Avoiding Future Probation Violations

The best way to avoid facing the consequences of a misdemeanor offense while on probation is to strictly adhere to the conditions set by the court. This means staying away from any criminal activity and regularly checking in with your probation officer. Additionally, it is essential to seek guidance and support from professionals who can help you address any underlying issues that may contribute to criminal behavior.

Remember, probation is a second chance to turn your life around. By taking it seriously and making positive changes, you can successfully complete your probation and move forward towards a better future.

Consequences of Getting a Misdemeanor while on Probation:

  • Violation of Probation: Getting a misdemeanor while on probation is considered a violation of the terms and conditions set by the court.
  • Probation Revocation Hearing: Once a violation occurs, a probation revocation hearing will be scheduled.
  • Increased Penalties: The court may impose more severe penalties for the original offense due to the misdemeanor violation.
  • Probation Extension: The length of probation may be extended as a result of the misdemeanor violation.
  • Additional Fines and Fees: The court may order the payment of additional fines and fees as a consequence of the misdemeanor violation.
  • Loss of Probationary Benefits: Any benefits or privileges associated with probation, such as reduced sentence or early termination, may be forfeited.
  • Stricter Probation Conditions: The court may impose stricter conditions on probation following a misdemeanor violation.
  • Increased Supervision: Probation officers may intensify their supervision and monitoring of the individual after a misdemeanor violation.
  • Rehabilitation Programs: The court may require the individual to participate in specific programs or treatments to address the underlying issues related to the misdemeanor violation.
  • Impact on Future Criminal Proceedings: A misdemeanor violation while on probation can negatively impact any future criminal proceedings, potentially leading to harsher penalties.
  • Frequently Asked Questions

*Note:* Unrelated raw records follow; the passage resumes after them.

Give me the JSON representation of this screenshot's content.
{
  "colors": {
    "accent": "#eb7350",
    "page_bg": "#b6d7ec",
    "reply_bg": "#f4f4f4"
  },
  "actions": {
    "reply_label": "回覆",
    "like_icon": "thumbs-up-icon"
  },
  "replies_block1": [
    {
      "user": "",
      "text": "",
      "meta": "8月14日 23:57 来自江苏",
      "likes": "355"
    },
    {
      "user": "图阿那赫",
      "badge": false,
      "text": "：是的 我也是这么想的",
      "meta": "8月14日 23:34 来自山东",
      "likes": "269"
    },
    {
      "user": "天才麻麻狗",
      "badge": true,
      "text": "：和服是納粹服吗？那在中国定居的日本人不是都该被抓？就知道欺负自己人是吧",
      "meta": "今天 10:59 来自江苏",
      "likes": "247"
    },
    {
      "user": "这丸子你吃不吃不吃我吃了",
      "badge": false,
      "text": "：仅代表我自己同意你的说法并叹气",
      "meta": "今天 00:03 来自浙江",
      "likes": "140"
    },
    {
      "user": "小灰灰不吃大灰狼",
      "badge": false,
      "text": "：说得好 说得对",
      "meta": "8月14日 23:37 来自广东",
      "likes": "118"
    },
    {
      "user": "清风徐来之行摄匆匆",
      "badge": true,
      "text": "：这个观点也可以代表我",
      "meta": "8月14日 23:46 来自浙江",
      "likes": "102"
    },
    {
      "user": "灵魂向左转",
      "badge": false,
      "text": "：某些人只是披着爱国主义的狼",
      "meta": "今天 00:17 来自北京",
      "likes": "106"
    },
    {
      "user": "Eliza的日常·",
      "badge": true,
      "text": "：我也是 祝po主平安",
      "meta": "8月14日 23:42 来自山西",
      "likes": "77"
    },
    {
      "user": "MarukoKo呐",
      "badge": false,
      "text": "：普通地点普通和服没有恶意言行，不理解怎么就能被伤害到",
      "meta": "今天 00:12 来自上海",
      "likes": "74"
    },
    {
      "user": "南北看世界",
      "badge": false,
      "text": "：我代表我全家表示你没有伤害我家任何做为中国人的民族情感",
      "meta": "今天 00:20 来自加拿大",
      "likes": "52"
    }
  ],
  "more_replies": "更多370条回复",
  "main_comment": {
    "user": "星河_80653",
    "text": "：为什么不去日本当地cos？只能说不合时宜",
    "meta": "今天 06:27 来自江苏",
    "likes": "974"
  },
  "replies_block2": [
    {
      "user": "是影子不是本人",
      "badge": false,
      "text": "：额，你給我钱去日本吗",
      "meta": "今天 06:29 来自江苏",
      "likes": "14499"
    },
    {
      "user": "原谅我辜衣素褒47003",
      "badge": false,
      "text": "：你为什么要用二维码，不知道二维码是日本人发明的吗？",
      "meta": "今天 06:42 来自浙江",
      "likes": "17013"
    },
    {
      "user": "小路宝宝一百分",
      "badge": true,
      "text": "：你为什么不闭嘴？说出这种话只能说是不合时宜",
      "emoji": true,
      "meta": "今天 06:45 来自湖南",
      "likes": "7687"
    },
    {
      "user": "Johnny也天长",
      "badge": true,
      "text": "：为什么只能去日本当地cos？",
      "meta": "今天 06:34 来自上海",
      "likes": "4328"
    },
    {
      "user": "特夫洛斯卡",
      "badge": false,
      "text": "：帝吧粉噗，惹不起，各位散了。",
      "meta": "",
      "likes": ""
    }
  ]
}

    What happens if I get a misdemeanor while on probation?

    If you get a misdemeanor while on probation, it can have serious consequences. Your probation officer will be notified of the new charge, and they will assess the situation to determine the appropriate course of action. This may include filing a probation violation, which could result in additional penalties or even revocation of your probation. The specific consequences will depend on the nature of the misdemeanor, your overall compliance with probation terms, and any previous violations. It is important to consult with an attorney to understand your rights and options in this situation.

    Can I go to jail if I get a misdemeanor while on probation?

    Yes, it is possible to go to jail if you get a misdemeanor while on probation. Depending on the circumstances and the judge's discretion, the court may impose jail time as a consequence for the new offense. If your probation is revoked due to the misdemeanor, you may also be sentenced to serve the remainder of your original sentence in jail. The length of jail time will vary depending on the severity of the misdemeanor, your criminal history, and any aggravating factors. It is essential to seek legal representation to advocate for your rights and potentially mitigate the potential jail sentence.

    Will a misdemeanor while on probation affect my future?

    Yes, a misdemeanor while on probation can have long-term implications for your future. Having a criminal record, even for a misdemeanor, can make it more challenging to secure employment, housing, loans, or professional licenses in the future. It may also affect your eligibility for certain government benefits or immigration status. Additionally, future employers or landlords may view the misdemeanor as a reflection of your character and trustworthiness. It is crucial to work with an attorney to explore potential options for minimizing the impact on your future, such as expungement or sealing of records, rehabilitation programs, or alternative sentencing options.

    Leave a Comment